Britain's biggest lender, others, pull products as Bank of England keeps up rate rise rhetoric
Virgin Money and Skipton Building Society will temporarily withdraw their mortgage offerings, while Halifax has dropped its fee-paying products amid news of hefty tax cuts in the UK.
Their moves follow a mini budget unveiled by chief financial minister of the UK government, Chancellor of the Exchequer Kwasi Kwarteng on Friday, September 23. Hailed by the UK government as a “Growth Plan,” it aimed to tackle high energy costs and inflation and deliver higher productivity and wages.
The mini budget included £45bn of tax cuts, the basic income tax rate of 19% to kick in one year earlier in April 2023, as well as cuts to stamp duty, cancellation of the planned rise in corporation tax and proposed “investment zones” offering temporary and targeted tax cuts for businesses.
Following the sweeping tax cuts, requiring billions of pounds in additional borrowing, British financial markets have been sent into turmoil, the British pound falling to a 37-year low of $1.035 against the US dollar early on Monday morning.
Following market volatility, mortgage lenders said on Monday they would temporarily withdraw and reprice products for new customers, Reuters reported.
Brokers said the moves were likely just the start of a big shift in Britain's mortgage market, the publication reported.
The UK’s biggest mortgage lender Halifax said it was withdrawing its fee-paying mortgage products, where borrowers could pay an arrangement fee in exchange for a lower interest rate, and that would instead move to a full free-fee range.
According to emails sighted by Reuters, Virgin Money and Skipton Building Society temporarily withdrew their entire ranges, with Virgin Money aiming for a relaunch later in the week.
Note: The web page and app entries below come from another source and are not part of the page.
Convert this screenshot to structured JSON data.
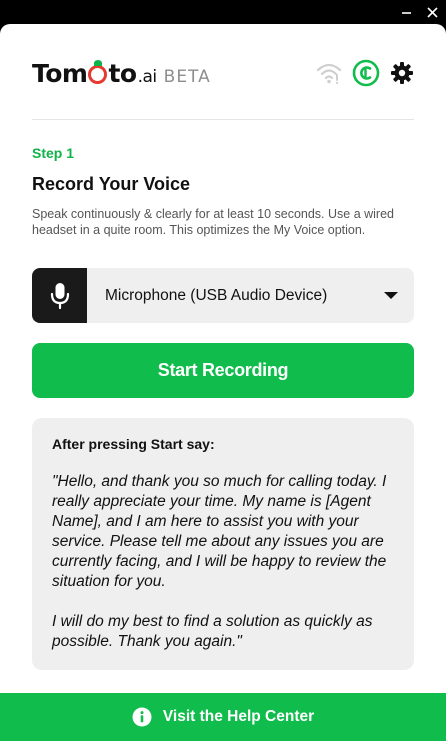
{
  "window": {
    "minimize_icon": "minimize-icon",
    "close_icon": "close-icon"
  },
  "header": {
    "logo_prefix": "Tom",
    "logo_suffix": "to",
    "logo_ai": ".ai",
    "beta_label": "BETA",
    "icons": [
      "wifi-icon",
      "agent-status-icon",
      "gear-icon"
    ]
  },
  "step": {
    "label": "Step 1",
    "title": "Record Your Voice",
    "description": "Speak continuously & clearly for at least 10 seconds. Use a wired headset in a quite room. This optimizes the My Voice option."
  },
  "microphone": {
    "icon": "microphone-icon",
    "selected": "Microphone (USB Audio Device)"
  },
  "start_button": {
    "label": "Start Recording"
  },
  "script": {
    "heading": "After pressing Start say:",
    "paragraph1": "\"Hello, and thank you so much for calling today. I really appreciate your time. My name is [Agent Name], and I am here to assist you with your service. Please tell me about any issues you are currently facing, and I will be happy to review the situation for you.",
    "paragraph2": "I will do my best to find a solution as quickly as possible. Thank you again.\""
  },
  "help": {
    "icon": "info-icon",
    "label": "Visit the Help Center"
  },
  "colors": {
    "accent": "#10bd4c",
    "tomato": "#e63a2e"
  }
}
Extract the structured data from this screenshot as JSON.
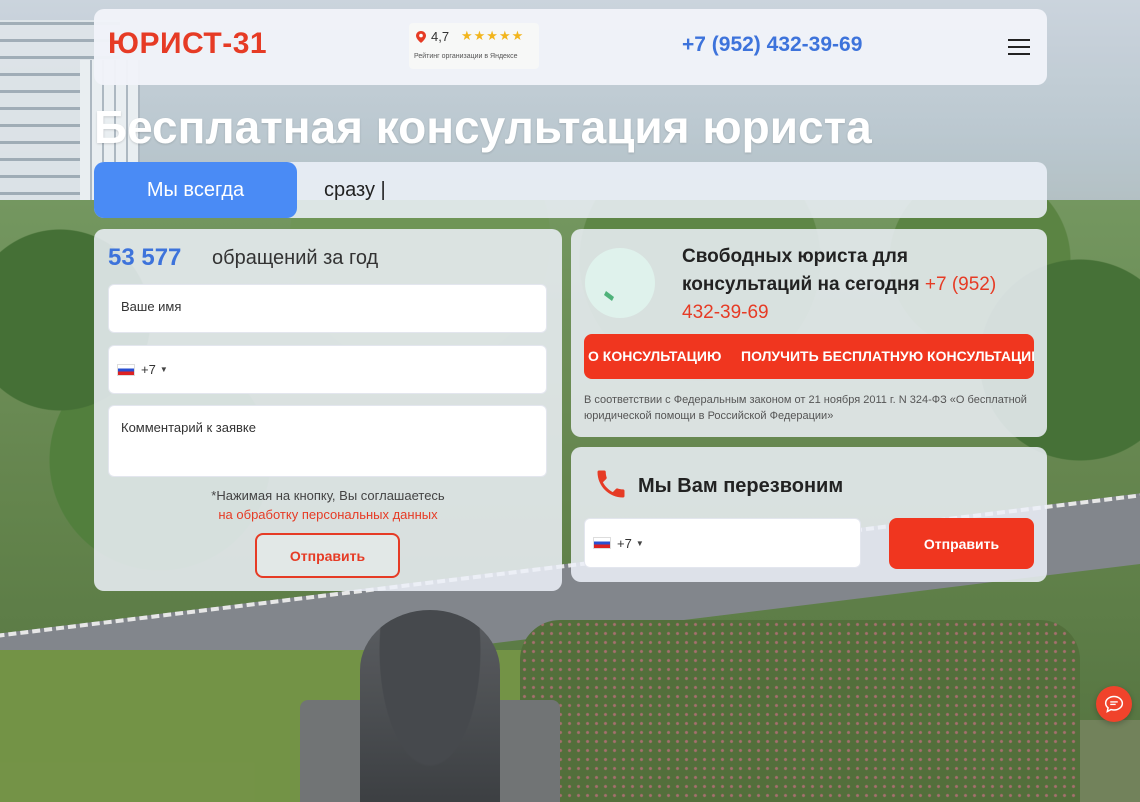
{
  "header": {
    "logo": "ЮРИСТ-31",
    "rating": {
      "score": "4,7",
      "stars": "★★★★★",
      "caption": "Рейтинг организации в Яндексе"
    },
    "phone": "+7 (952) 432-39-69"
  },
  "hero": {
    "title": "Бесплатная консультация юриста",
    "lead": "Мы всегда",
    "typed": "сразу |"
  },
  "form": {
    "count": "53 577",
    "count_label": "обращений за год",
    "name_placeholder": "Ваше имя",
    "phone_code": "+7",
    "comment_placeholder": "Комментарий к заявке",
    "agree_text": "*Нажимая на кнопку, Вы соглашаетесь",
    "agree_link": "на обработку персональных данных",
    "submit_label": "Отправить"
  },
  "free": {
    "text": "Свободных юриста для консультаций на сегодня",
    "phone": "+7 (952) 432-39-69",
    "marquee_left": "О КОНСУЛЬТАЦИЮ",
    "marquee_right": "ПОЛУЧИТЬ БЕСПЛАТНУЮ КОНСУЛЬТАЦИЮ",
    "law": "В соответствии с Федеральным законом от 21 ноября 2011 г. N 324-ФЗ «О бесплатной юридической помощи в Российской Федерации»"
  },
  "callback": {
    "title": "Мы Вам перезвоним",
    "phone_code": "+7",
    "submit_label": "Отправить"
  },
  "colors": {
    "brand_red": "#e63b25",
    "accent_blue": "#3d73db"
  },
  "icons": {
    "location": "location-pin-icon",
    "menu": "hamburger-menu-icon",
    "phone": "phone-icon",
    "chat": "chat-icon"
  }
}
"As a result of significant changes in the cost of funding, we're making some changes to our product range," a Halifax spokesperson said.
"Following last week's (Bank of England) meeting and the government's subsequent mini-budget we continue to see the market response unfold," Skipton Building Society said in an email to brokers.
"In response, we will be temporarily withdrawing our New Business Product Range with immediate effect."
Virgin Money said the withdrawal of its mortgage products for new customers would take effect at 8pm (1900 GMT).
"We continue to monitor the situation closely and currently plan to relaunch products for new customers towards the end of the week," Virgin Money said.
Halifax said there was no change to its product rates, and that it continued to offer fee-free options at all product terms and loan-to-value levels.
Brokers said other lenders were certain to make big changes to their mortgage offerings, Reuters reported.
Director of Dimora Mortgages Jamie Lennox said uncertainty around the risk of an emergency rate rise would likely result in other lenders withdrawing products or increasing rates dramatically, until they knew the extend of how everything would pan out.
Others expected mortgage rates to soar, the Bank of England saying on Thursday it would change interest rates “as much as needed” to return inflation to target.
Following publication of the Growth Plan, UK government bond yields rose by double-digit percentages in some cases on Friday. The 5-year British government bond yield - a benchmark for lenders’ mortgage funding - rose by 96 basis points on Friday and Monday combined.